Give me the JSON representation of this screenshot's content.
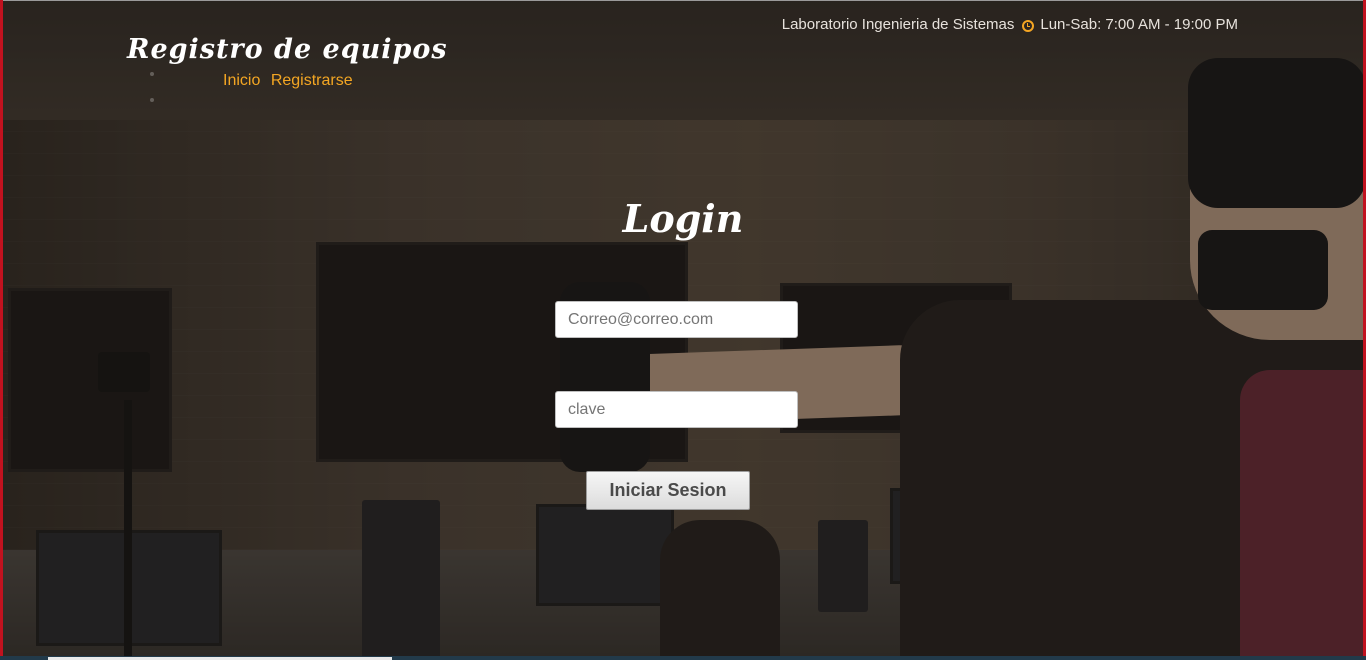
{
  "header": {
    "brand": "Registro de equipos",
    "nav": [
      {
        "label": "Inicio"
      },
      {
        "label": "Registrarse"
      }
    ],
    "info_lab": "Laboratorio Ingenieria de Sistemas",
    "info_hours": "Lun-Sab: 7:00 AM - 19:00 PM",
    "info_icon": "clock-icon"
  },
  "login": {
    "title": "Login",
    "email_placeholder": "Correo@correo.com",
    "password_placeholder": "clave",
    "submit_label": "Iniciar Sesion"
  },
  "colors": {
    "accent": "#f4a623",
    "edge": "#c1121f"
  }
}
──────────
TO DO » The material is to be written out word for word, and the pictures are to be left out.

WRITTEN ANSWER »
Give me the JSON representation of this screenshot's content.
{
  "header": {
    "brand": "Registro de equipos",
    "nav": [
      {
        "label": "Inicio"
      },
      {
        "label": "Registrarse"
      }
    ],
    "info_lab": "Laboratorio Ingenieria de Sistemas",
    "info_hours": "Lun-Sab: 7:00 AM - 19:00 PM",
    "info_icon": "clock-icon"
  },
  "login": {
    "title": "Login",
    "email_placeholder": "Correo@correo.com",
    "password_placeholder": "clave",
    "submit_label": "Iniciar Sesion"
  },
  "colors": {
    "accent": "#f4a623",
    "edge": "#c1121f"
  }
}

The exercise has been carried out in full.